Law Enforcement Training

Law Enforcement Naloxone ToolkitAs with any new initiative, officers should be trained in the proper handling and use of the medication. The length and content of the training are discretionary in most states. The vast majority of law enforcement overdose reversal programs are administered in collaboration with state or local departments of health, community-based organizations, healthcare organizations, or EMS agencies that provide officer trainings at no charge.

In the case of dual-role officers holding additional medical response certifications (e.g. EMTs), existing training and certification could be sufficient to carry and administer naloxone.

Several options exist for providing training to law enforcement overdose response program participants.

One model is for the training to be provided by the staff of the local hospital, another health facility, health department, or EMS service. In these situations, the same medical organization often acts as a liaison for the naloxone supply. Some law enforcement agencies have an existing emergency response training infrastructure to maintain required first aid and first responder certifications. Depending on the organization’s internal capabilities, this training may be provided by a designated training officer, who often has additional medical training, or provided by staff of the external health agencies. Opioid overdose response training can be incorporated into this existing training infrastructure.

Another option is for a community-based organization providing naloxone access to members of the public to provide such training.

A third option is for the training to be organized at the state or county level using a distance learning or train-the-trainer model. E-learning tools may be especially useful for rural and tribal agencies.

By including presentations from law enforcement professionals in opioid overdose trainings, agencies can take advantage of the benefits of peer-to-peer learning, thus improving uptake and retention.

There are currently no legal requirements for retraining in law enforcement overdose response programs. Just like with any other law enforcement activity, annual or other periodic re-training may be needed to ensure effective and compliant practices. In some jurisdictions, refresher trainings have become part of the annual training programs.

Law enforcement overdose response program trainings typically last from 40 to 90 minutes. At the very least, such training includes three basic elements: 1) information on how to recognize signs of an opioid overdose, 2) information on how to provide basic life support and proper administration of naloxone, and 3) an applied component providing trainees an opportunity to practice their skills. Trainings also typically include time for the completion of requisite documentation to authorize naloxone possession and administration by law enforcement officers.

Most trainings also cover some combination of the following content:
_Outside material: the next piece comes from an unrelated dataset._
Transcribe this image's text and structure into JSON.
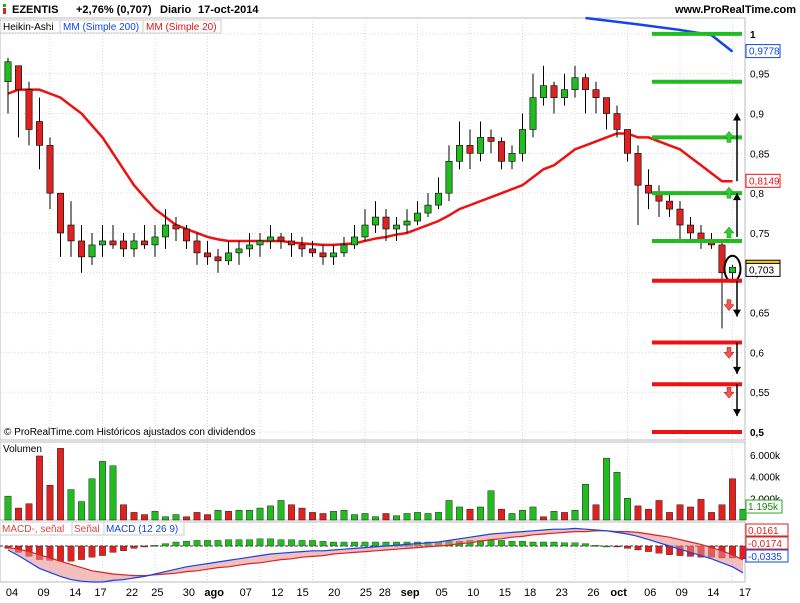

  • Drug abuse basics, including the chronic nature of addiction
  • Mechanisms by which opioids can cause overdoses and the reversal properties of naloxone
  • Occupational safety considerations
  • Legal considerations, including naloxone authorization and applicable Good Samaritan laws or policy provisions covering overdose victims and bystanders
  • Standard operating procedures for the administration of naloxone
  • Overdose education and naloxone distribution programs available to community members
  • Substance abuse treatment resources available in the jurisdiction

Programs that meet best practices cover information and skills that equip officers to engage in prevention and treatment program referral. The particular mix of training content and delivery channels depends on local needs and circumstances. Employees who hold existing medical response certifications such as CPR or basic life support may require an abridged training.

There are a number of existing resources to help agencies design their own law enforcement overdose response training. Sample training curriculum can be found below.


High Intensity Drug Trafficking Area (HIDTA) Training

Indianapolis (IN) Metropolitan Police Department Training Presentation

New York City Train the Trainer

Norfolk County (MA) Naloxone Training

Rhode Island Law Enforcement Officer Toolkit

In June 2014, the Association of State and Territorial Health Officials administered a survey to collect information about activities and policies to address prescription opioid abuse and overdose. Individual profiles were created for the 48 states, two U.S. territories, and one freely associated state that responded to the survey. The profiles provide an understanding of the current environment of state activities to address prescription drug abuse, ranging from prevention strategies to surveillance and monitoring (PDMPs), law enforcement, and treatment and recovery. See the 2014 Policy Inventory: State Action to Prevent and Treat Prescription Drug Abuse resource. 

While not legally required, it is strongly encouraged. Each agency should establish standard operating procedures (SOPs) for law enforcement overdose response activities. These procedures should be drafted in consultation with the governing laws of the jurisdiction and any applicable collective bargaining units. If applicable, policies should integrate the provisions of relevant 9-1-1 Good Samaritan laws, as well as the department’s policy on information gathering, searches, arrests, and other activities at the scene of an overdose. Any triage plans developed with EMS and fire agencies can also be reflected in the department’s SOP.

A list of sample procedures from a variety of jurisdictions are available for download below.


Lorain Police Department Policy and Procedure

New York City Pilot Policy and Procedure

Norwood Overdose Police Department Policy

Rhode Island State Police Policy and Procedure

Vermont State Police Naloxone Policy and Procedure